"The longer I stayed with the sport, the more my identity became wrapped up in it. I didn’t merely do gymnastics; I was a gymnast. I could not distinguish the activity from the person. If I stopped, what would I be?"

And perhaps that is Dvora's greatest achievement. She has charted new territory for the world of books about gymnastics. No longer do memoirs about the sport have to be written from the perspective of an elite. She proves that they can and should be written from the perspective of an ordinary gymnast and super fan. This book, she dedicates to you, Gymternet:

"And of course, I cannot forget my fellow gymnastics fans, especially the ones who've digitized their entire tape collections, which daily keep me from working and acting like a functional, productive adult."

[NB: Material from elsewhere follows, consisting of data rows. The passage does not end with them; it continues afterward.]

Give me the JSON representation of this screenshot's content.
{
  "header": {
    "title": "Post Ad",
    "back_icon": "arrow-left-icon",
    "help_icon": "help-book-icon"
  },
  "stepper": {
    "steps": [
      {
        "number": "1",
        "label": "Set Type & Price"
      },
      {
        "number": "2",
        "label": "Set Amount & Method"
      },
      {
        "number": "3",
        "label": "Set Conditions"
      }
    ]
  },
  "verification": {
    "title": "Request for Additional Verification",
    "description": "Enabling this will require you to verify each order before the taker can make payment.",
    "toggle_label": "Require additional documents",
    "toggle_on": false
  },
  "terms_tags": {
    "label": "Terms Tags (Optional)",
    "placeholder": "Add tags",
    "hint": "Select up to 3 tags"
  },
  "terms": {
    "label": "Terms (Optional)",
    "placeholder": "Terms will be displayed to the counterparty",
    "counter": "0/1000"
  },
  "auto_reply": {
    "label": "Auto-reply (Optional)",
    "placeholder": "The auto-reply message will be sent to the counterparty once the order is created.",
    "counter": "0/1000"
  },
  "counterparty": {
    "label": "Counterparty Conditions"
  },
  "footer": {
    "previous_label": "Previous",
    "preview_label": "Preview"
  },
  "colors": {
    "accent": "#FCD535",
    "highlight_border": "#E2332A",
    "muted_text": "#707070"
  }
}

In short, Heresy on the High Beam kept me from working and acting like a functional, productive adult. (People stared at me as I laughed out loud reading the book during my daily commute on the train. Hash-Tag-Awkward.) And I hope that it does the same for you or a beloved gymnastics superfan this holiday season. (Not sure how to gift an ebook? Slate has a series of suggestions for you.)

P.S. You can purchase the very first book written by a platinum card member of the gymternet on Amazon. It's only $3.99. That's cheaper than a pair of grips, a leotard, a pack of scrunchies, a box of condoms, a six pack of PBR, a McDonald's value meal, the first season of Make It or Break It on DVD, and pretty much anything else you might have on your wish list from Santa Claus.